JEANINE BASINGER is the Corwin-Fuller Professor of Film Studies at Wesleyan. She is the founder of the Wesleyan Cinema Archives and the originator of the film studies department. She has authored more than 11 books including her newest, I Do and I Don’t: A History of Marriage in the Movies, published in January 2013 by Knopf. A two-time recipient of Wesleyan’s Binswanger Prize for Excellence in Teaching, she also has been named a “women of impact 2012: academics” by Variety for her work developing some of the industry’s most powerful talent. She is a trustee of the American Film Institute and the National Board of Review and has recently been named to the Film and Theatre Committee of the Wadsworth Athenaeum Museum of Art. A nationally recognized expert on film, she is regularly interviewed by the media.

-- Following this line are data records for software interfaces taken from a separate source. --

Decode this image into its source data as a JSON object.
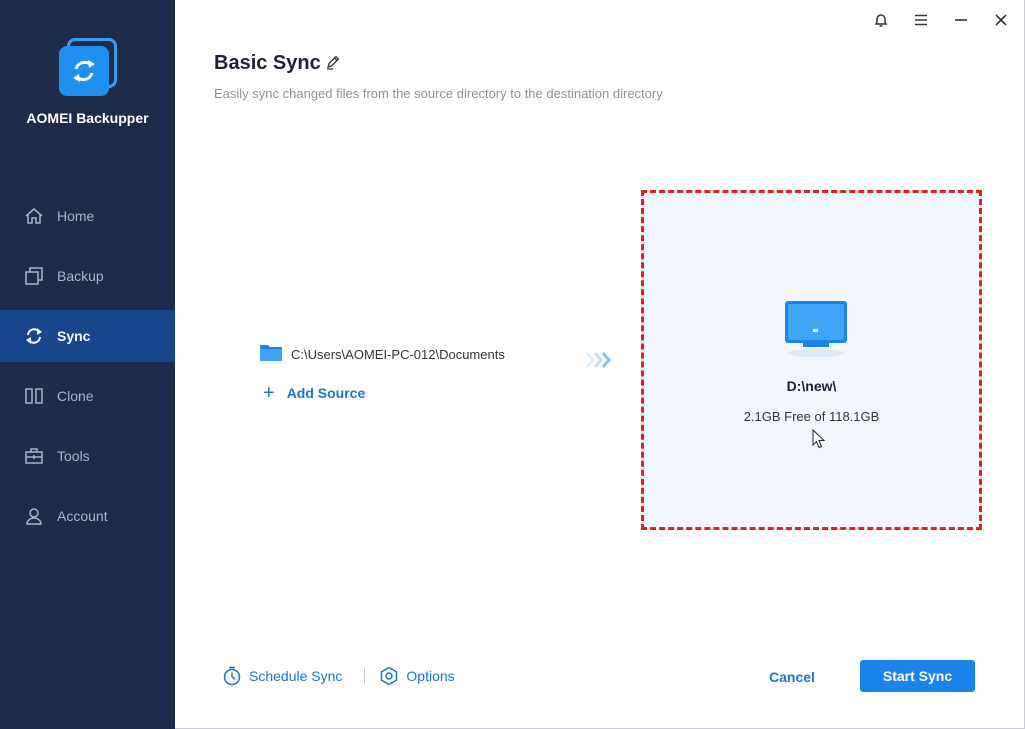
{
  "app": {
    "name": "AOMEI Backupper"
  },
  "sidebar": {
    "items": [
      {
        "label": "Home",
        "icon": "home-icon",
        "active": false
      },
      {
        "label": "Backup",
        "icon": "backup-icon",
        "active": false
      },
      {
        "label": "Sync",
        "icon": "sync-icon",
        "active": true
      },
      {
        "label": "Clone",
        "icon": "clone-icon",
        "active": false
      },
      {
        "label": "Tools",
        "icon": "tools-icon",
        "active": false
      },
      {
        "label": "Account",
        "icon": "account-icon",
        "active": false
      }
    ]
  },
  "window_controls": [
    "bell-icon",
    "menu-icon",
    "minimize-icon",
    "close-icon"
  ],
  "page": {
    "title": "Basic Sync",
    "subtitle": "Easily sync changed files from the source directory to the destination directory"
  },
  "source": {
    "path": "C:\\Users\\AOMEI-PC-012\\Documents",
    "add_label": "Add Source"
  },
  "destination": {
    "path": "D:\\new\\",
    "free_text": "2.1GB Free of 118.1GB"
  },
  "footer": {
    "schedule_label": "Schedule Sync",
    "options_label": "Options",
    "cancel_label": "Cancel",
    "start_label": "Start Sync"
  },
  "colors": {
    "sidebar_bg": "#1e2a4a",
    "sidebar_active": "#17468d",
    "accent": "#1a84ea",
    "highlight_border": "#e01e24",
    "dest_bg": "#f2f7fd"
  }
}
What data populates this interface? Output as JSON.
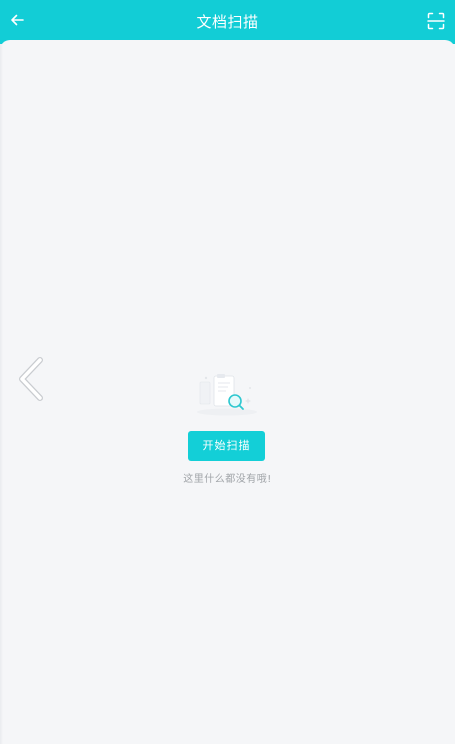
{
  "header": {
    "title": "文档扫描",
    "back_icon": "arrow-left-icon",
    "scan_icon": "scan-frame-icon",
    "color": "#12cdd6"
  },
  "side_nav": {
    "icon": "chevron-left-icon"
  },
  "empty_state": {
    "illustration_icon": "document-search-icon",
    "button_label": "开始扫描",
    "message": "这里什么都没有哦!",
    "button_color": "#13cfd7"
  }
}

STEVE COLLINS is an assistant professor of film studies at Wesleyan as well as a writer and director specializing in his own brand of melancholy comedy. He has made several award-winning shorts that have played at the Tribeca, Seattle, SXSW, Clermont-Ferrand, New York Short Film Expo, and Boston Independent film festivals. His film Gretchen won the $50,000 Target Filmmaker Award for Best Narrative Feature at the Los Angeles Film Festival and can be seen on the Sundance Channel. He recently finished his second feature, a love-story about adult children called You Hurt My Feelings.
Scott Higgins is an associate professor of film studies at Wesleyan. He has published two books, Harnessing the Rainbow: Technicolor Aesthetics in the 1930's and Arnheim for Film and Media Studies, and is working on a third about film serials from the 1930s and 1940s. His areas of specialization include aesthetics, silen and classical cinema, narrative theory, genre, and technology. In 2011, he received Wesleyan's Binswnger Prize for Excellence in Teaching. He hosts a blog at shiggins.blogs.wesleyan.edu/.
Marc Longenecker is a visiting instructor of film studies and the programming and technical manager for film studies at Wesleyan. He is an advisor to the Wesleyan Film Series student board and a frequent guest speaker for the Wesleyan Summer Film Series.